I got a quick and helpful response from Sam, a member of their support team.
Sam answered my question, thanked me for reaching out, and gave me an alternative avenue in the form of using the service on a mobile browser.
That’s quality customer service.
QueText has a few small flaws. Word counts are on the smaller end, the database is relatively limited, there is no grammar checker, and there aren’t any mobile apps available.
1. Restricted Word Counts
The free version of QueText only allows you to check 500 words at a time and run three reports in a one month period.
The premium paid version has no such restrictions. Users can run an unlimited number of reports and searches.
However, there is a limit of 25,000 words at a time (50 pages). So it’s fairly restricted compared to Grammarly’s 150k word count.
2. Limited Database Size

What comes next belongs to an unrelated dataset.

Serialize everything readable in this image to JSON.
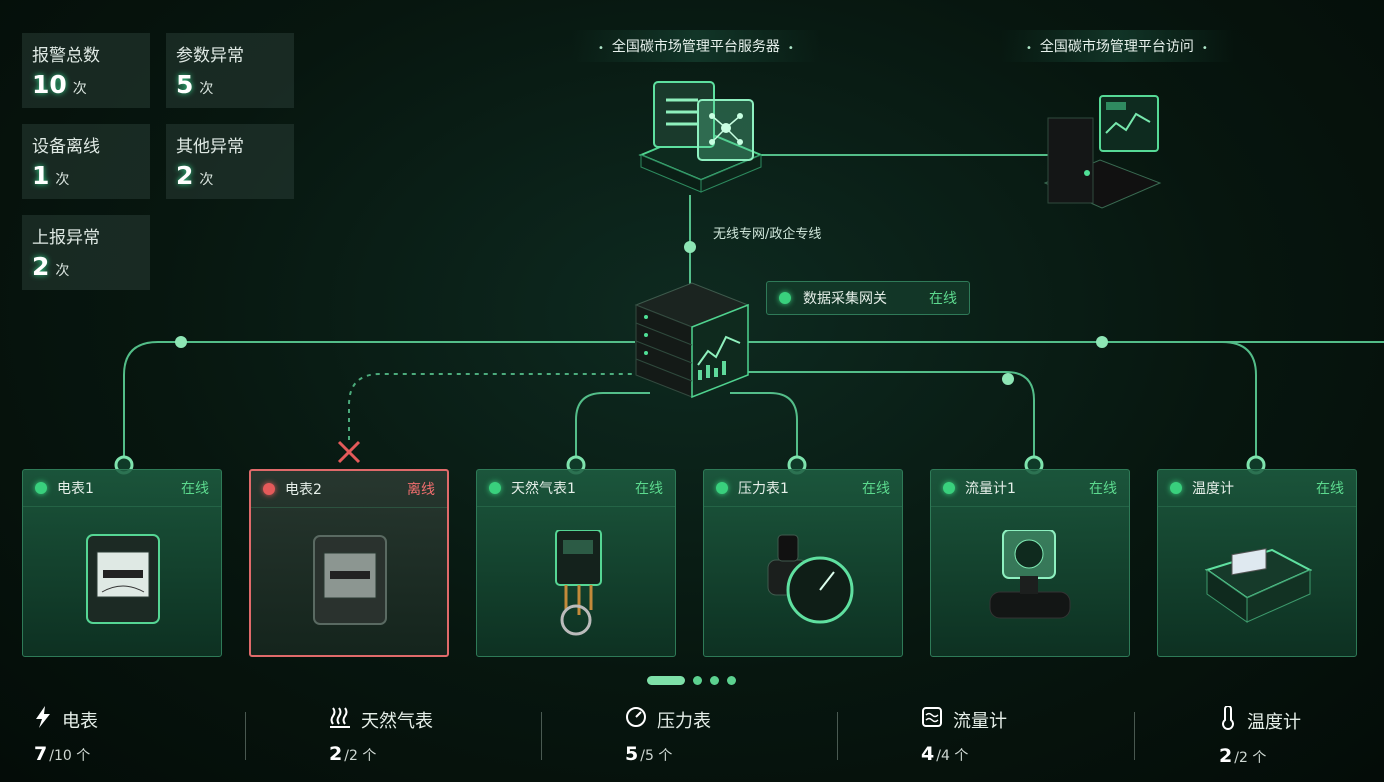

The DeepSearch technology is impressive. However, with a database that only numbers in the tens of millions (vs. billions with Grammarly or WhiteSmoke), it’s on the smaller end of the spectrum overall.
3. No Grammar checker
QueText specializes in plagiarism. Unfortunately, that means there’s no built-in grammar tool like a few other options. So that might be a deal breaker if you were looking for an all-in-one tool.
4. No Mobile Apps
QueText is only available via a computer. It supports Google Chrome, Firefox, Safari, and Opera browsers, but not Internet Explorer. (I guess the two people still using Internet Explorer will have to pass on this.)
Unfortunately, the company has no mobile presence whatsoever. That is disappointing considering the growing popularity of mobile web browsing.
QueText Cost, Plans, & Payment Options
There are only two plans available for QueText. Their limited free option and the PRO plan.
As you can see, the free plan only uses basic searches to hunt for plagiarized content, while the PRO membership employs DeepSearch.
The PRO membership comes at a cost of $9.99 per month. You can pay with a credit or debit card only.
Do I Recommend QueText?
Yes and no.
The plagiarism-checking side of the equation is pretty solid. It’s extremely easy to use, has great reporting, and fantastic customer service.
On the other hand, the database size is a little limited, word counts are restricted, there’s no built-in grammar checker, and there aren’t any mobile apps.
At just $9.99 per month, it’s one of the better Grammarly alternatives on the market.
But it might not be the best, all-in-one tool, depending on your needs.